Collection entries
---*---

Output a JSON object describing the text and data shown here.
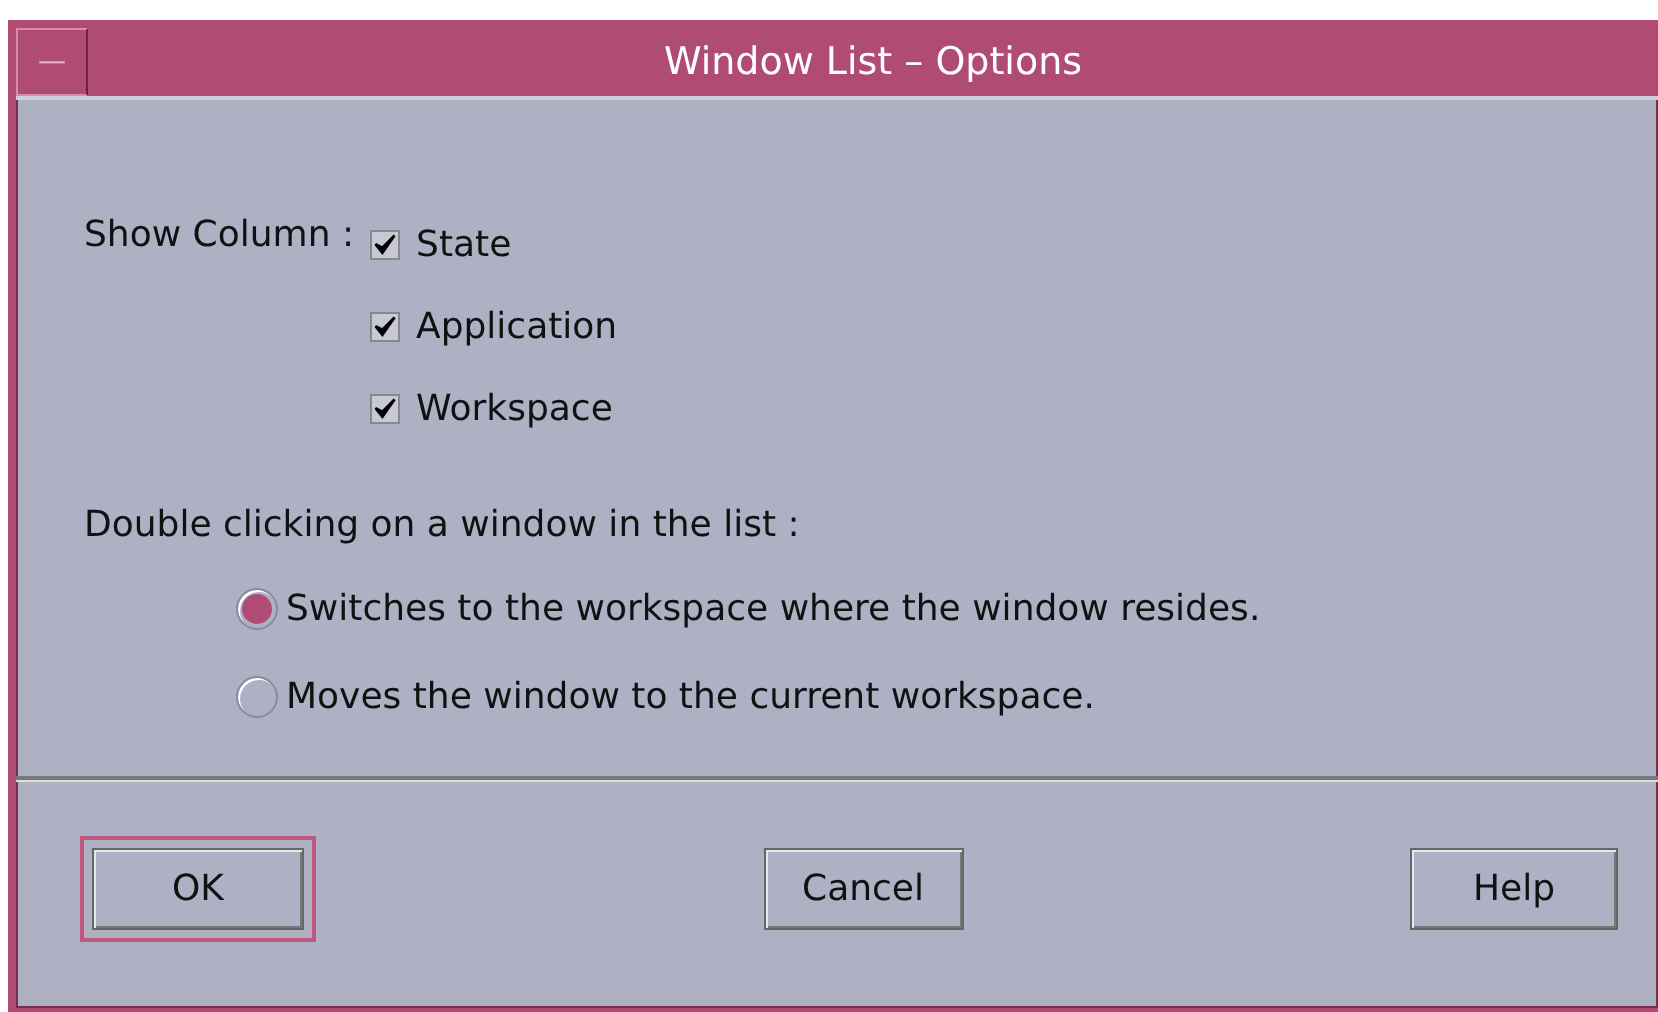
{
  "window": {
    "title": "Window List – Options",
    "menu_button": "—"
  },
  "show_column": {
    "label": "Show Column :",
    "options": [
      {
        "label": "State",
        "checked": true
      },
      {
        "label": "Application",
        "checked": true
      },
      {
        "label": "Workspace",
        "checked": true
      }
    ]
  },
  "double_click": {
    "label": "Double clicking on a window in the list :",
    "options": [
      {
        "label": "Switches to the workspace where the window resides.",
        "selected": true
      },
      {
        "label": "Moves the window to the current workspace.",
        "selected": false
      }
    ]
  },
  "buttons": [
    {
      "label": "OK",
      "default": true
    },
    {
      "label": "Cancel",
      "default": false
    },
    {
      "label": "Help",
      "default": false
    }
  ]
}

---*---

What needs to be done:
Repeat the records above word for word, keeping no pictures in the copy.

Solution to the exercise:
Output a JSON object describing the text and data shown here.
{
  "window": {
    "title": "Window List – Options",
    "menu_button": "—"
  },
  "show_column": {
    "label": "Show Column :",
    "options": [
      {
        "label": "State",
        "checked": true
      },
      {
        "label": "Application",
        "checked": true
      },
      {
        "label": "Workspace",
        "checked": true
      }
    ]
  },
  "double_click": {
    "label": "Double clicking on a window in the list :",
    "options": [
      {
        "label": "Switches to the workspace where the window resides.",
        "selected": true
      },
      {
        "label": "Moves the window to the current workspace.",
        "selected": false
      }
    ]
  },
  "buttons": [
    {
      "label": "OK",
      "default": true
    },
    {
      "label": "Cancel",
      "default": false
    },
    {
      "label": "Help",
      "default": false
    }
  ]
}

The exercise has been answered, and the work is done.